That doesn't make sense to me. She tried to pick the pen up... and she succeeded. She might have failed to pick it up. But until she's tried to pick it up, we don't know what the outcome will be. Until she's tried she can't do. Your examples appear to relay on a subtext of "not actually doing something very useful about it".

 

 

0

Share this post


Link to post
Share on other sites

Worn out, cranky, semi-retired English teacher replies:

 

There Is a difference between try +  to do and try + doing.

 

e.g.

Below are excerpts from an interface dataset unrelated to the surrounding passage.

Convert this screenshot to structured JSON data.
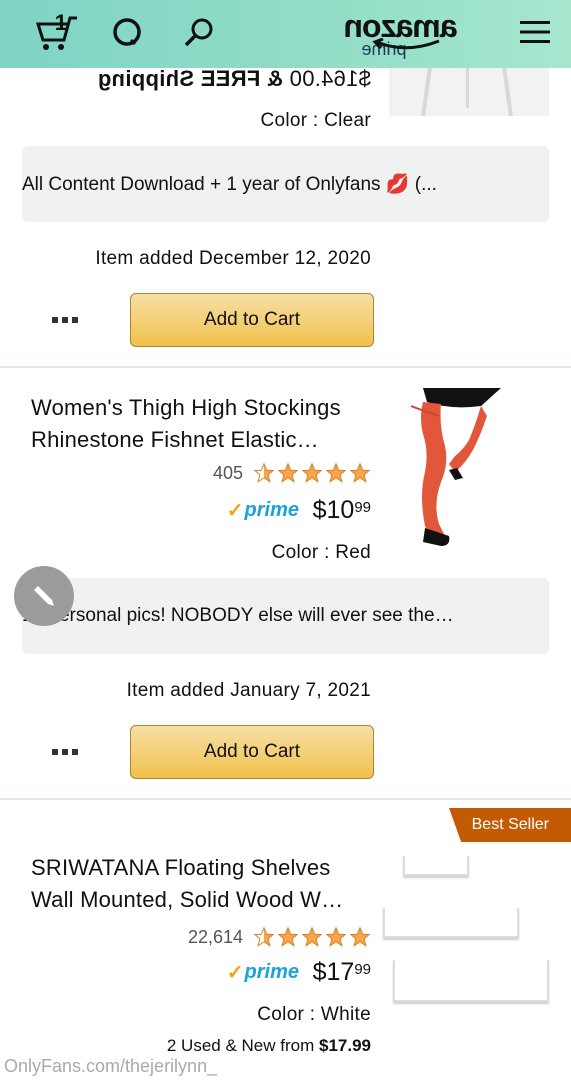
{
  "header": {
    "logo_main": "amazon",
    "logo_sub": "prime",
    "cart_count": "1"
  },
  "item1": {
    "price": "$164.00",
    "shipping": "& FREE Shipping",
    "color": "Color : Clear",
    "note": "All Content Download + 1 year of Onlyfans 💋 (...",
    "added": "Item added December 12, 2020",
    "cart_button": "Add to Cart"
  },
  "item2": {
    "title": "Women's Thigh High Stockings Rhinestone Fishnet Elastic…",
    "rating": 4,
    "review_count": "405",
    "price_whole": "$10",
    "price_frac": "99",
    "prime": "prime",
    "color": "Color : Red",
    "note": "10 personal pics! NOBODY else will ever see the…",
    "added": "Item added January 7, 2021",
    "cart_button": "Add to Cart"
  },
  "item3": {
    "badge": "Best Seller",
    "title": "SRIWATANA Floating Shelves Wall Mounted, Solid Wood W…",
    "rating": 4,
    "review_count": "22,614",
    "price_whole": "$17",
    "price_frac": "99",
    "prime": "prime",
    "color": "Color : White",
    "offers_prefix": "2 Used & New",
    "offers_from": "from",
    "offers_price": "$17.99"
  },
  "watermark": "OnlyFans.com/thejerilynn_",
  "colors": {
    "header_gradient_start": "#a6e7ce",
    "header_gradient_end": "#7fd4c4",
    "button_yellow": "#f0c14b",
    "best_seller": "#c35a04",
    "prime_blue": "#1aa3d8",
    "star": "#f3a847"
  }
}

If you say, " I really am trying to understand her point of view ,but...", then you are 'saying' that you are making an effort, that it's difficult, that it's a challenge  etc.

 

If your friend says to you, "Try seeing it from her point of view, then your friend is 'saying', give it a go, see what happens (outcome unknown - it might work , it might not), experiment with that strategy/way of doing etc.

 

There is a difference, and neither use is dying out.

1

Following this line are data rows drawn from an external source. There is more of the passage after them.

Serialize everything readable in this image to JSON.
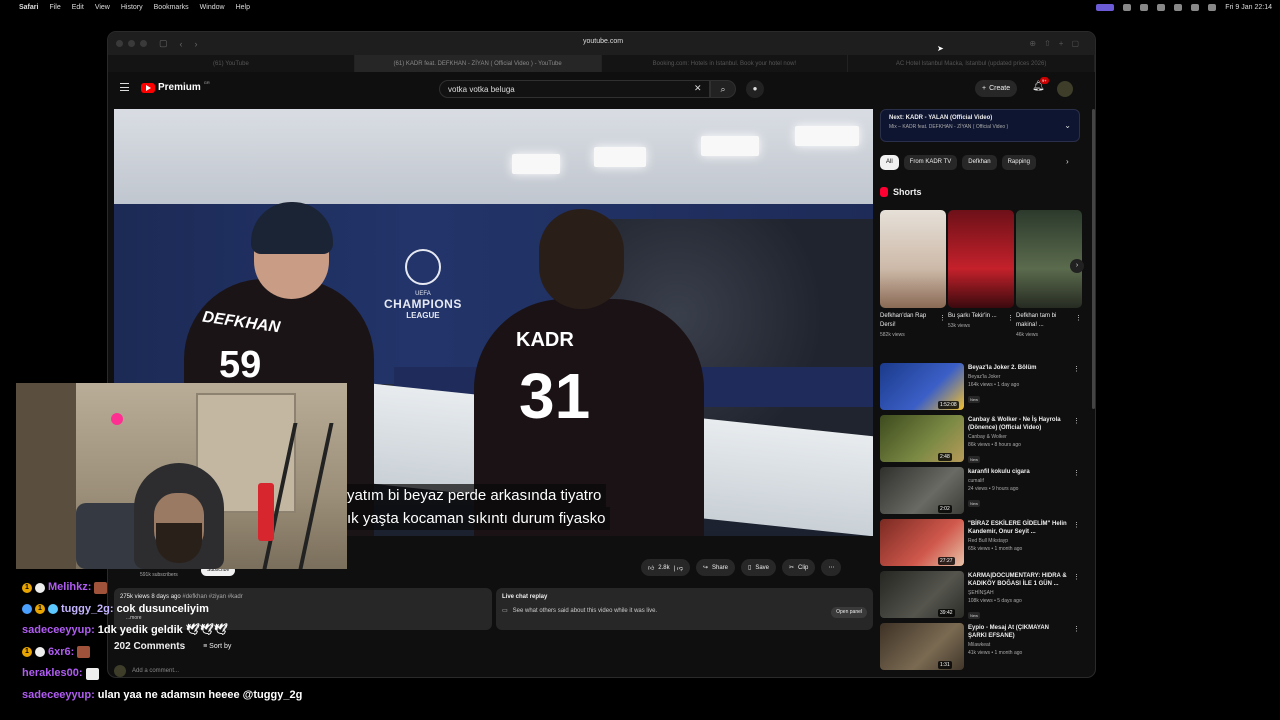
{
  "menubar": {
    "app": "Safari",
    "items": [
      "File",
      "Edit",
      "View",
      "History",
      "Bookmarks",
      "Window",
      "Help"
    ],
    "clock": "Fri 9 Jan  22:14"
  },
  "browser": {
    "url": "youtube.com",
    "tabs": [
      {
        "label": "(61) YouTube"
      },
      {
        "label": "(61) KADR feat. DEFKHAN - ZİYAN ( Official Video ) - YouTube"
      },
      {
        "label": "Booking.com: Hotels in Istanbul. Book your hotel now!"
      },
      {
        "label": "AC Hotel Istanbul Macka, Istanbul (updated prices 2026)"
      }
    ]
  },
  "youtube": {
    "logo_text": "Premium",
    "region": "GR",
    "search_value": "votka votka beluga",
    "create_label": "Create",
    "notif_badge": "9+"
  },
  "video": {
    "shirt_name_left": "DEFKHAN",
    "shirt_num_left": "59",
    "shirt_name_right": "KADR",
    "shirt_num_right": "31",
    "uefa_top": "UEFA",
    "uefa_line1": "CHAMPIONS",
    "uefa_line2": "LEAGUE",
    "subtitle_1": "yatım bi beyaz perde arkasında tiyatro",
    "subtitle_2": "ık yaşta kocaman sıkıntı durum fiyasko"
  },
  "actions": {
    "likes": "2.8k",
    "share": "Share",
    "save": "Save",
    "clip": "Clip"
  },
  "channel": {
    "subscribers": "591k subscribers",
    "subscribe": "Subscribe"
  },
  "description": {
    "stats": "275k views  8 days ago",
    "tags": "#defkhan #ziyan #kadr",
    "more": "...more"
  },
  "live_replay": {
    "title": "Live chat replay",
    "text": "See what others said about this video while it was live.",
    "button": "Open panel"
  },
  "comments": {
    "count": "202 Comments",
    "sort": "Sort by",
    "add": "Add a comment..."
  },
  "upnext": {
    "title": "Next: KADR - YALAN (Official Video)",
    "subtitle": "Mix – KADR feat. DEFKHAN - ZİYAN ( Official Video )"
  },
  "chips": [
    "All",
    "From KADR TV",
    "Defkhan",
    "Rapping"
  ],
  "shorts": {
    "heading": "Shorts",
    "items": [
      {
        "title": "Defkhan'dan Rap Dersi!",
        "views": "582k views",
        "color": "#d9c6b8"
      },
      {
        "title": "Bu şarkı Tekir'in ...",
        "views": "53k views",
        "color": "#b3202a"
      },
      {
        "title": "Defkhan tam bi makina! ...",
        "views": "46k views",
        "color": "#3f4a3a"
      }
    ]
  },
  "videos": [
    {
      "title": "Beyaz'la Joker 2. Bölüm",
      "channel": "Beyaz'la Joker",
      "views": "164k views • 1 day ago",
      "duration": "1:52:08",
      "new": "New",
      "color": "#1b3a8a"
    },
    {
      "title": "Canbay & Wolker - Ne İş Hayrola (Dönence) (Official Video)",
      "channel": "Canbay & Wolker",
      "views": "86k views • 8 hours ago",
      "duration": "2:48",
      "new": "New",
      "color": "#5b6a2e"
    },
    {
      "title": "karanfil kokulu cigara",
      "channel": "cumalif",
      "views": "24 views • 9 hours ago",
      "duration": "2:02",
      "new": "New",
      "color": "#4b4b48"
    },
    {
      "title": "\"BİRAZ ESKİLERE GİDELİM\" Helin Kandemir, Onur Seyit ...",
      "channel": "Red Bull Mikstayp",
      "views": "65k views • 1 month ago",
      "duration": "27:27",
      "new": "",
      "color": "#b0463c"
    },
    {
      "title": "KARMA|DOCUMENTARY: HIDRA & KADIKÖY BOĞASI İLE 1 GÜN ...",
      "channel": "ŞEHİNŞAH",
      "views": "108k views • 5 days ago",
      "duration": "39:42",
      "new": "New",
      "color": "#3a3a36"
    },
    {
      "title": "Eypio - Mesaj At (ÇIKMAYAN ŞARKI EFSANE)",
      "channel": "Milawkeat",
      "views": "41k views • 1 month ago",
      "duration": "1:31",
      "new": "",
      "color": "#5a4a36"
    }
  ],
  "chat": [
    {
      "user": "Melihkz:",
      "msg": "",
      "badges": true,
      "emote": true
    },
    {
      "user": "tuggy_2g:",
      "msg": "cok dusunceliyim",
      "badges": true,
      "emote": false
    },
    {
      "user": "sadeceeyyup:",
      "msg": "1dk yedik geldik 🕊🕊🕊",
      "badges": false,
      "emote": false
    },
    {
      "user": "6xr6:",
      "msg": "",
      "badges": true,
      "emote": true
    },
    {
      "user": "herakles00:",
      "msg": "",
      "badges": false,
      "emote": true
    },
    {
      "user": "sadeceeyyup:",
      "msg": "ulan yaa ne adamsın heeee @tuggy_2g",
      "badges": false,
      "emote": false
    }
  ]
}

Share this post


Link to post
Share on other sites

I can't speak for english speakers from other lands, but the common thread, psychologically, when someone "tries" to do something that is actually very doable (picking up a pen, arranging a time to meet a friend, paying bills on time) when there is no tangible limitation it often is a sort of disclaimer that they very well may not do it.  If they were honest about what was "challenging" it would be something along the lines of "I don't really care about doing it but I know I should" or "I don't want to do it but I can't bring myself to just say no"  or even "I don't want to make a commitment yet/at all" etc.  so they say they will "try" to do whatever it is.  yes perhaps without doing anything useful to achieve it.

 

anytime someone says to me "oh sure, let's try to do that" with no qualifying information or suggestions for an alternate course of action, I make other plans ;)  

 

2

Share this post

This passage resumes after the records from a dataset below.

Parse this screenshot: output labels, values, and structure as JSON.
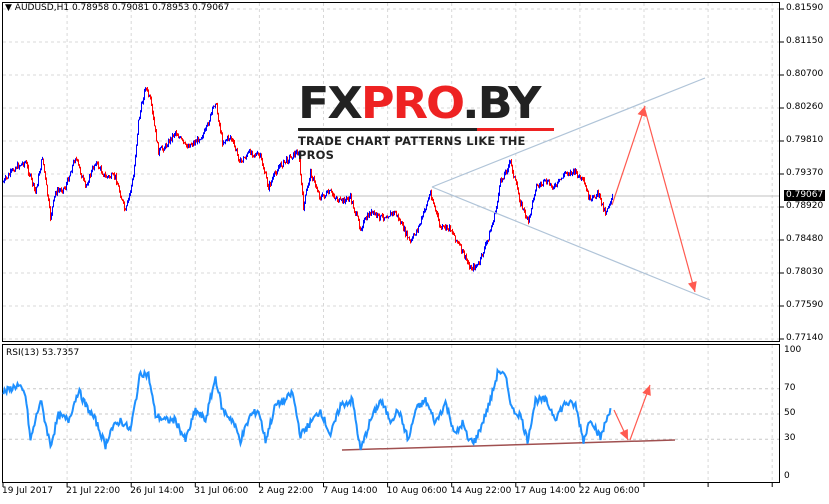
{
  "header": {
    "symbol": "AUDUSD,H1",
    "ohlc": "0.78958 0.79081 0.78953 0.79067",
    "current_price": "0.79067"
  },
  "logo": {
    "part1": "FX",
    "part2": "PRO",
    "part3": ".BY",
    "tagline": "TRADE CHART PATTERNS LIKE THE PROS"
  },
  "price_axis": [
    "0.81590",
    "0.81150",
    "0.80700",
    "0.80260",
    "0.79810",
    "0.79370",
    "0.78920",
    "0.78480",
    "0.78030",
    "0.77590",
    "0.77140"
  ],
  "rsi": {
    "label": "RSI(13) 53.7357",
    "levels": [
      "100",
      "70",
      "50",
      "30",
      "0"
    ]
  },
  "time_axis": [
    "19 Jul 2017",
    "21 Jul 22:00",
    "26 Jul 14:00",
    "31 Jul 06:00",
    "2 Aug 22:00",
    "7 Aug 14:00",
    "10 Aug 06:00",
    "14 Aug 22:00",
    "17 Aug 14:00",
    "22 Aug 06:00"
  ],
  "colors": {
    "bull": "#0000ff",
    "bear": "#ff0000",
    "rsi": "#1e90ff",
    "arrow": "#ff5a50",
    "pattern": "#b0c4d8",
    "trend": "#a05050"
  },
  "chart_data": {
    "type": "line",
    "price": {
      "x_bars": [
        0,
        12,
        22,
        32,
        39,
        47,
        52,
        62,
        72,
        82,
        92,
        102,
        112,
        122,
        130,
        135,
        142,
        147,
        155,
        162,
        172,
        182,
        192,
        202,
        212,
        219,
        227,
        237,
        247,
        257,
        265,
        275,
        287,
        295,
        300,
        307,
        317,
        327,
        337,
        347,
        357,
        367,
        377,
        392,
        407,
        417,
        427,
        437,
        447,
        457,
        467,
        475,
        485,
        492,
        497,
        507,
        517,
        525,
        532,
        542,
        552,
        562,
        572,
        580,
        587,
        594,
        602,
        609
      ],
      "values": [
        0.7926,
        0.7946,
        0.7953,
        0.7912,
        0.796,
        0.7878,
        0.7912,
        0.7919,
        0.796,
        0.7919,
        0.7953,
        0.7933,
        0.7933,
        0.7885,
        0.7933,
        0.8008,
        0.8055,
        0.8035,
        0.7967,
        0.7974,
        0.7994,
        0.7974,
        0.798,
        0.7994,
        0.8035,
        0.798,
        0.7987,
        0.7953,
        0.7967,
        0.796,
        0.7919,
        0.7946,
        0.796,
        0.7967,
        0.7892,
        0.7939,
        0.7905,
        0.7912,
        0.7899,
        0.7905,
        0.7864,
        0.7885,
        0.7878,
        0.7885,
        0.7844,
        0.7871,
        0.7912,
        0.7864,
        0.7864,
        0.7837,
        0.781,
        0.7814,
        0.7851,
        0.7885,
        0.7926,
        0.7953,
        0.7899,
        0.7871,
        0.7919,
        0.7926,
        0.7919,
        0.7939,
        0.7939,
        0.7926,
        0.7899,
        0.7912,
        0.7885,
        0.7907
      ],
      "ylim": [
        0.7714,
        0.8159
      ]
    },
    "rsi": {
      "x_bars": [
        0,
        14,
        22,
        27,
        37,
        47,
        55,
        65,
        75,
        82,
        92,
        102,
        107,
        117,
        127,
        137,
        145,
        152,
        162,
        172,
        182,
        192,
        202,
        212,
        219,
        229,
        237,
        247,
        255,
        262,
        272,
        282,
        289,
        297,
        307,
        317,
        327,
        337,
        349,
        357,
        367,
        377,
        387,
        395,
        405,
        412,
        422,
        432,
        442,
        452,
        459,
        465,
        472,
        479,
        487,
        495,
        502,
        509,
        517,
        524,
        532,
        542,
        552,
        562,
        572,
        580,
        587,
        597,
        607
      ],
      "values": [
        67,
        73,
        65,
        29,
        61,
        25,
        49,
        45,
        69,
        57,
        45,
        25,
        37,
        45,
        37,
        83,
        81,
        49,
        45,
        45,
        29,
        53,
        45,
        79,
        53,
        45,
        29,
        49,
        53,
        29,
        57,
        61,
        67,
        33,
        43,
        53,
        33,
        57,
        61,
        21,
        45,
        61,
        45,
        53,
        29,
        53,
        61,
        43,
        59,
        33,
        43,
        29,
        29,
        43,
        61,
        85,
        79,
        53,
        49,
        29,
        61,
        61,
        47,
        59,
        57,
        29,
        47,
        31,
        55
      ],
      "ylim": [
        0,
        100
      ]
    }
  }
}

Link to post
Share on other sites

It would be interesting to know what kind of seminar that was where @Fraufruit heard that "trying is dying"  thing.

 

If it was a sales or Customer relations seminar, it  would make sense:

 

When e.g. an Electrian gets a call from a customer and says "Do you want me to come to your place tomorrow to try to solve the problem?", the business is sooner or later dying.

 

"Do you want me to come to your place tomorrow to solve the issue?" is what you want to convey to show confidence in what you're doing...  

1

Share this post


Link to post
Share on other sites
3 hours ago, kiplette said:

If someone says to me that they are 'trying' to do something I always assume there is some level of challenge involved.

Trying to do something is perfectly fine.  It's 'trying and do something' that grates.

1

Share this post


Link to post
Share on other sites

I guess that the whole trying thing clicked with me because I was one of those people who would say I'd try something and then never put an ounce of effort into doing it. I needed to hear/see that to better understand myself. I was not alone.

 

I'm with lisa13, "Let's try to meet up for coffee." = Ain't happenin'.

2

Share this post


Link to post
Share on other sites

Create an account or sign in to comment

You need to be a member in order to leave a comment

Create an account

Sign up for a new account in our community. It's easy!


Register a new account

Sign in

Already have an account? Sign in here.


Sign In Now